19. What will the cycle trails look like?
The trails will vary in width, with easy graded and multi use trails being approximately 2.5m wide and moderate graded trails being approximately 1.2m wide. Trails will be constructed out of local crushed stone, not tarmac and once landscaped and bedded in will be discrete and have a similar surface to existing paths on the site.
For the purposes of planning consent a 'corridor' is submitted which allows the final line of the trail to be moved slightly on the ground to accommodate for twists, turns and to get the best possible micro-fit in the landscape, taking into consideration ecological and archaeological features and minimising the need for any tree removal.
The proposed cycle trails are single-direction and narrow and do not require the removal of mature trees. Experience from other sites is that natural re-vegetation at the side of the trails occurs rapidly following construction. The corridor through which the trail runs is extremely narrow and an ongoing annual task of pruning at the trail sides will be required to stop vegetation encroaching across the whole trail.
20. What about the safety of other users in the woodland?
Cycle trails of this nature have been safely implemented at many sites across the United Kingdom. Each site has individual challenges but through careful planning, one-way cycling, safety signage and the use of features along the trails such as pinch-points and speed control using tights twists or gradient, the safety of both cyclists on the track and other users of the woodland is preserved.
By building bespoke cycling trails the amount of time that cyclists and walkers spend on the same pathway is limited. Bespoke cycle tracks generally use cambers that make walking on them uncomfortable, they are narrower than some footpaths and weave through the
landscape much more than footpaths do - all these aspects put walkers off from attempting to use these trails, thereby avoiding cyclists and walkers using the same route.
There are no current permitted bridle paths in the trail areas, however, where riders wish to use multi-use trails, the trail will be of sufficient width to allow multi use (at least 2.5m) and appropriate signage will be installed to inform all users of the trail usage.

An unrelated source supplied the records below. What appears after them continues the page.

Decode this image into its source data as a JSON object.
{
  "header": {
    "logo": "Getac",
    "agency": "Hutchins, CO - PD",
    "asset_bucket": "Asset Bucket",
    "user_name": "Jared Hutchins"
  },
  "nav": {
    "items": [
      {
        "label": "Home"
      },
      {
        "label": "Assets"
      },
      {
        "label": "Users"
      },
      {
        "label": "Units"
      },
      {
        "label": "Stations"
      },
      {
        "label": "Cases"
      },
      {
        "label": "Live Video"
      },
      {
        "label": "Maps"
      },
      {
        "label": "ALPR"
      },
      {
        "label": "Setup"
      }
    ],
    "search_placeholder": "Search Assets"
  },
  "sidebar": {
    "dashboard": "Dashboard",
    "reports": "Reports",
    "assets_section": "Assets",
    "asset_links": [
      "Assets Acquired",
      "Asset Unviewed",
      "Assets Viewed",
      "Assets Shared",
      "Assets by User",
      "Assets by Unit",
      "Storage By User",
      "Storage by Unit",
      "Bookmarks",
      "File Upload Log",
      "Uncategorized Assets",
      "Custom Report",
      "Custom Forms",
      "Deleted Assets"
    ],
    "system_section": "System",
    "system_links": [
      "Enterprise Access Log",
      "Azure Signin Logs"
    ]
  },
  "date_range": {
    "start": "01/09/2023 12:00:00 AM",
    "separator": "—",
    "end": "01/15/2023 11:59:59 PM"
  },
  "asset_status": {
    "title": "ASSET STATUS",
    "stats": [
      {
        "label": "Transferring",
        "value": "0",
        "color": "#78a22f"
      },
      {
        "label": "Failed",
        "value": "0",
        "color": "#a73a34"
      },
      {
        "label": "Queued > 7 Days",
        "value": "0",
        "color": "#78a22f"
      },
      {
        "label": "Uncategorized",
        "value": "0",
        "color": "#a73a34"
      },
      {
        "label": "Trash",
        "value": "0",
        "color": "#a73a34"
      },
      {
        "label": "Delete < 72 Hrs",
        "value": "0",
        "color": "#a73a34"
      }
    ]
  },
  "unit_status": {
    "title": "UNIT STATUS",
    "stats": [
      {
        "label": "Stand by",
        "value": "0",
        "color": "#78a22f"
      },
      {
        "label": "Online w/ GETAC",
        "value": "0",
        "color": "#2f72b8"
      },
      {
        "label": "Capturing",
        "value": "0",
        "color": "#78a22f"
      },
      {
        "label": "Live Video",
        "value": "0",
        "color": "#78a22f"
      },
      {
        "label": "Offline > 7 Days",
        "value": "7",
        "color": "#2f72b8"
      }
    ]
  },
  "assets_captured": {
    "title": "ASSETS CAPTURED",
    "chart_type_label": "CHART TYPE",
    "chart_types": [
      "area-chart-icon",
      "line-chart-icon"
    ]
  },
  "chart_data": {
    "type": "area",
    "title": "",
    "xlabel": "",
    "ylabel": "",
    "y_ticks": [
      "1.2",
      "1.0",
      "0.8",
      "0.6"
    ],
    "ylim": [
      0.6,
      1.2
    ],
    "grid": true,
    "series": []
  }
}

The trails on the Lanhydrock estate will be graded family friendly easy and moderate, with more difficult trails, suited to those seeking a longer ride or more of a challenge, will be at nearby Cardinham Woods. A skills area and cycle play area will be introduced close to the car park to give novice riders the chance to warm up and adjust their bike before they go into the woodlands.
Regular inspection, management and maintenance of the trails will be undertaken by the National Trust.
21. Will the cycle skills and play area become a focus for anti-social behaviour?
It has been suggested that the cycle skills and play area could become a focus for antisocial behaviour. The Trust does not see any reason why anti-social behaviour would be generated by the cycle skills and play area as the location is not in a local residential area. The National Trust has staff on call who currently respond to out-of-hours issues when they arise.
22. Will the project create more jobs and bring more revenue into the area?
Increased visitors will create more jobs, both directly and indirectly at Lanhydrock and within the surrounding community throughout the year. It is expected that the café and cycle hire will create new jobs and other local attractions and accommodation providers in the region will benefit from the additional cycle visitors attracted to the area.
23. What are the timescales for the planning application?
This is a major planning application and Cornwall Council aims to determine the majority of such applications within 13 weeks.
Assuming the plans are submitted by the end of July 2012, we would anticipate a decision on the planning application in October 2012.
24. When will the proposed work begin?
If planning approval is granted work is expected to begin late in 2012 and will be undertaken in different phases to limit the impact on visitors and local residents.
Completion of the cycle trails is expected autumn 2013, with final completion of all works
expected spring 2014.